- Opening Delimiter -

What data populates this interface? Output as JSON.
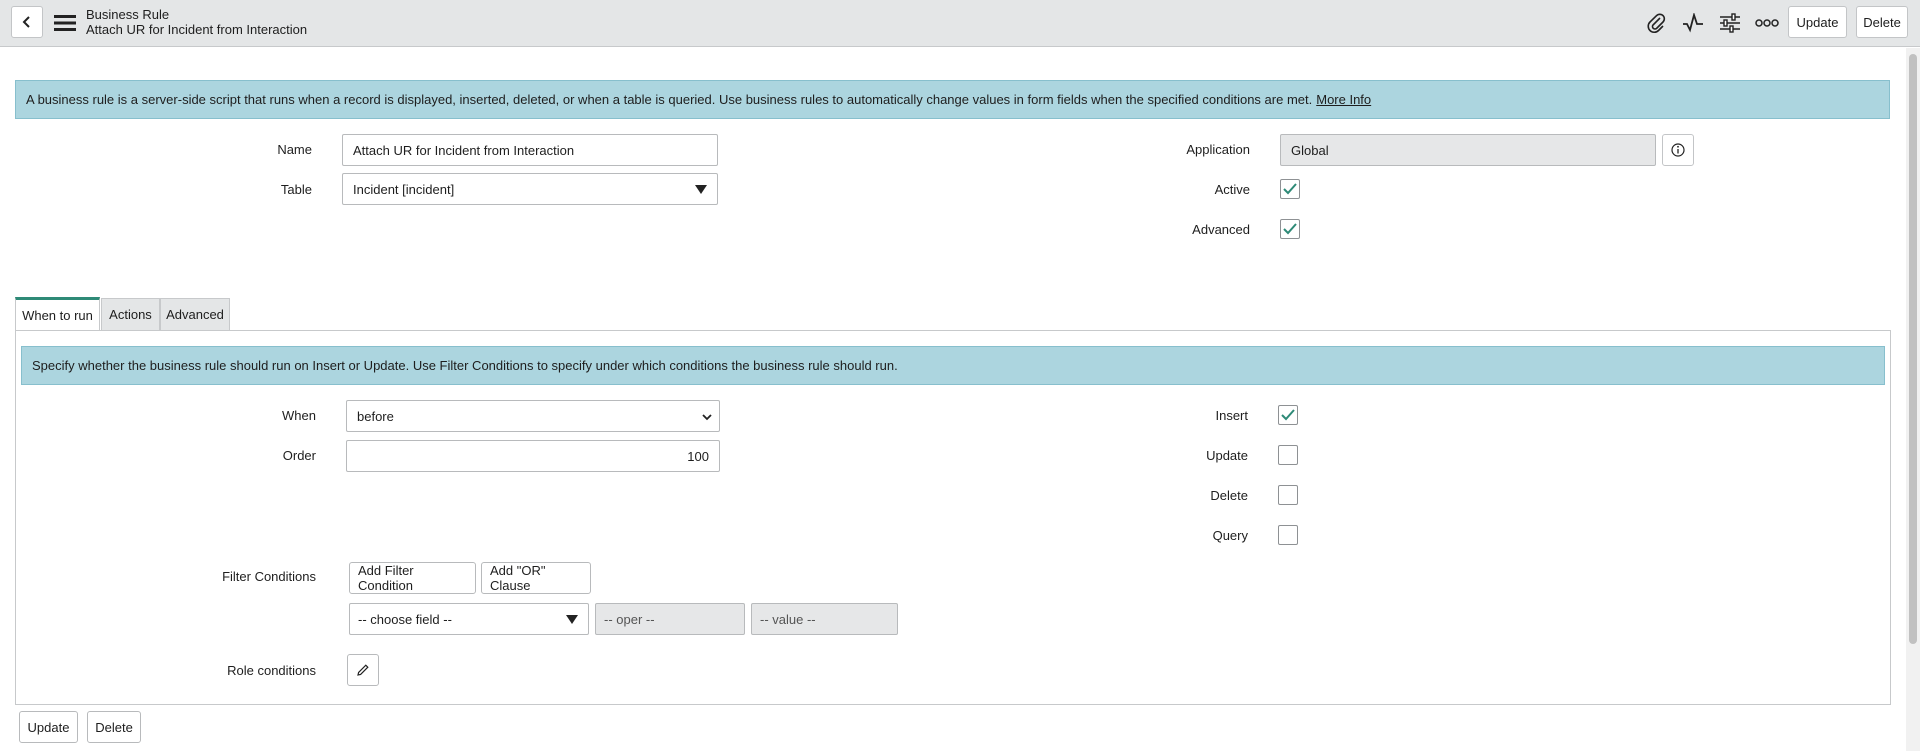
{
  "header": {
    "record_type": "Business Rule",
    "record_name": "Attach UR for Incident from Interaction",
    "update_label": "Update",
    "delete_label": "Delete",
    "icons": [
      "back-icon",
      "menu-icon",
      "paperclip-icon",
      "activity-icon",
      "sliders-icon",
      "more-icon"
    ]
  },
  "info_banner": {
    "text": "A business rule is a server-side script that runs when a record is displayed, inserted, deleted, or when a table is queried. Use business rules to automatically change values in form fields when the specified conditions are met.",
    "link": "More Info"
  },
  "form": {
    "name_label": "Name",
    "name_value": "Attach UR for Incident from Interaction",
    "table_label": "Table",
    "table_value": "Incident [incident]",
    "application_label": "Application",
    "application_value": "Global",
    "active_label": "Active",
    "active_checked": true,
    "advanced_label": "Advanced",
    "advanced_checked": true
  },
  "tabs": [
    {
      "label": "When to run",
      "active": true
    },
    {
      "label": "Actions",
      "active": false
    },
    {
      "label": "Advanced",
      "active": false
    }
  ],
  "when_to_run": {
    "banner": "Specify whether the business rule should run on Insert or Update. Use Filter Conditions to specify under which conditions the business rule should run.",
    "when_label": "When",
    "when_value": "before",
    "order_label": "Order",
    "order_value": "100",
    "insert_label": "Insert",
    "insert_checked": true,
    "update_label": "Update",
    "update_checked": false,
    "delete_label": "Delete",
    "delete_checked": false,
    "query_label": "Query",
    "query_checked": false,
    "filter_label": "Filter Conditions",
    "add_filter_label": "Add Filter Condition",
    "add_or_label": "Add \"OR\" Clause",
    "choose_field": "-- choose field --",
    "oper": "-- oper --",
    "value": "-- value --",
    "role_label": "Role conditions"
  },
  "footer": {
    "update_label": "Update",
    "delete_label": "Delete"
  },
  "colors": {
    "banner_bg": "#acd5df",
    "check": "#2e8a77",
    "header_bg": "#e4e6e7"
  }
}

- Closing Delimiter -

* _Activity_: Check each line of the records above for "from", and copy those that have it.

* _Response to the task_:
    "record_name": "Attach UR for Incident from Interaction",
    "name_value": "Attach UR for Incident from Interaction",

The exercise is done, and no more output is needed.